Go find the artists who have studied their crafts for years, who are engaged in what art means on a daily basis. They’re there. One thing is for sure: your five year old can’t do anything REMOTELY like what they do.
These are the guys who deserve millions of dollars. I am convinced they will reach those heights–Michelangelo died a millionaire–and that the tide will turn as people get sick of meaninglessness and search again for values, meaning, beauty, and truth. We’ll find the Koons balloons in the garbage where they belong.
Last note: my husband looked at this blog and exclaimed, I’m not a realist. Then he said, Oh lord, they’re going to sue you. Just to clarify, this blog contains my personal opinions.
A Russian reader asked if I read Anne Rice. First, thank you for contacting me, Russia! Second, yes, I read Anne Rice. I greatly admire her ability to create a world that sucks you in and doesn’t let you go. I am not one of those people who adore vampires–really, during love-making, I don’t want my blood sucked–but I do love a good story, well told. Rice can do that. I hear she’s crazy religious now, which I regret.
But I do understand it. The call of spirit is always there. In my mind, writers are especially susceptible to the lure of the universe of creation. We hear it in the ear of our mind and its siren call is exquisite, undeniable. I can well understand the appeal and solace of a fundamentalist religion. To feel, every moment, that intimate ecstasy, that ravishing certainty…. Then there’s the other part of me that says, Vishnu is Jesus is Zeus is Adonai is Buddha, and it’s my uncertainty, my longing, that is holy. Heschel called faith “a blush before God.” Well, let’s keep blushing. Let’s not take on the anemia of knowing. It’s the approach, laden with wonder, that fortifies us, and praises the divine.

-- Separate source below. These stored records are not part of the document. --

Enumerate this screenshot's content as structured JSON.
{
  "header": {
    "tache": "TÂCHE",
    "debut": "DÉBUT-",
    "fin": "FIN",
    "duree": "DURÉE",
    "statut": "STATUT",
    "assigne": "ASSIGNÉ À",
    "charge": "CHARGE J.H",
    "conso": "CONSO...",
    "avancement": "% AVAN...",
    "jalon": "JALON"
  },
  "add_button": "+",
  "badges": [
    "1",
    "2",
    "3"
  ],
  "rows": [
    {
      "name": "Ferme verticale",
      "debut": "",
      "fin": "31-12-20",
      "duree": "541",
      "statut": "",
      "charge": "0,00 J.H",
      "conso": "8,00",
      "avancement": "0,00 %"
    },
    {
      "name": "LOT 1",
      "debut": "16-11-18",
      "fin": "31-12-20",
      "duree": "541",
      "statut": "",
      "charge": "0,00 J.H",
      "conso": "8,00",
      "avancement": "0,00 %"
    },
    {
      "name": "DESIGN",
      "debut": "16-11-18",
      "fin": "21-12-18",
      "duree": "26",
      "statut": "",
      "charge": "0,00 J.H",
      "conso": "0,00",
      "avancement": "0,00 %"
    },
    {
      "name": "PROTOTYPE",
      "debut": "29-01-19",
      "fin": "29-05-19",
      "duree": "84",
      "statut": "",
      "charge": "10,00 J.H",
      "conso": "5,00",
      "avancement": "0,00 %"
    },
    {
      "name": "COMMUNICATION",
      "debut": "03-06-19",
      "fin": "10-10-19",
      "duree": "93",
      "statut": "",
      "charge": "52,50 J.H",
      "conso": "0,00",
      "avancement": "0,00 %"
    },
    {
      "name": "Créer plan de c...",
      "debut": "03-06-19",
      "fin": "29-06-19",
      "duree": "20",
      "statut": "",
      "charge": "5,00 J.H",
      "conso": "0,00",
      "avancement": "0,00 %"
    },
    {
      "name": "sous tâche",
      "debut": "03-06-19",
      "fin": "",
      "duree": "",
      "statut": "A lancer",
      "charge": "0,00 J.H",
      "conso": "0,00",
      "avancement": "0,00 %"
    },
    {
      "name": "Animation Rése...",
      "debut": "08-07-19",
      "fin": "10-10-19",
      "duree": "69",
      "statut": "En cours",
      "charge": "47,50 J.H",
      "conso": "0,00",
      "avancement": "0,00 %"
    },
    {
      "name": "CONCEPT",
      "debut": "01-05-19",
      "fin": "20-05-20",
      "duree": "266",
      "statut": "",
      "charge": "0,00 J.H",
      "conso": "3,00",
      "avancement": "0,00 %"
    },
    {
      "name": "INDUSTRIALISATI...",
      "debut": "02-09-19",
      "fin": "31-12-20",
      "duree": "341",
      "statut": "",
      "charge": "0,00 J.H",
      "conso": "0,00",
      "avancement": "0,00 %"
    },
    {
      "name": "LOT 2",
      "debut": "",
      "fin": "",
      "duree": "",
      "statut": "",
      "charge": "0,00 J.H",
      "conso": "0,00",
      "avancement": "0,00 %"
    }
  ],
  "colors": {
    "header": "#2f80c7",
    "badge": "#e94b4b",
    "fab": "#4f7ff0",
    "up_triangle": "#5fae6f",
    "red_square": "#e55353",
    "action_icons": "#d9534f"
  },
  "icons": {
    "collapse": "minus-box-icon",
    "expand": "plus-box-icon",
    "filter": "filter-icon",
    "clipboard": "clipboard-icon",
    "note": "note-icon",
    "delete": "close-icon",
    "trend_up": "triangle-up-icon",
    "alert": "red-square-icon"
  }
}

Now: we are a few days into Venus retrograde. In the Vedic system, some authorities say that Venus retrograde in Pisces, the sign of its exaltation, acts debilitated. I am not certain of that. The jury is still out for me.
What I have seen with retrograde planets is that they are internalized. A certain process of curiosity and exploration about them becomes necessary. When Mercury turns retrograde–communication and computers go haywire. You can straighten them out, you just have to ask yourself a series of questions: Why did this happen? How do I untangle this? What’s the deeper issue? With computers, I’ve seen a few times that there have been problems brewing, and Mercury moving backward brings those problems to light. You just can’t ignore the virus, or the erratic motherboard, anymore. Is that a debility, to deal with problems?
I like Vedic astrology and use it because it works. But I can’t forget that it is Moon centered, while Western astrology is sun centered. In Vedic astrology, there is an underlying assumption that what is comfortable, what solaces the moon, is what is best. In Western astrology, the underlying assumption is that we are all here to self-actualize, to become our fullest soul selves–to shine our light. So I always weigh the two systems, along with other archetypal systems. For me, it’s about having a variety of tools with which to understand.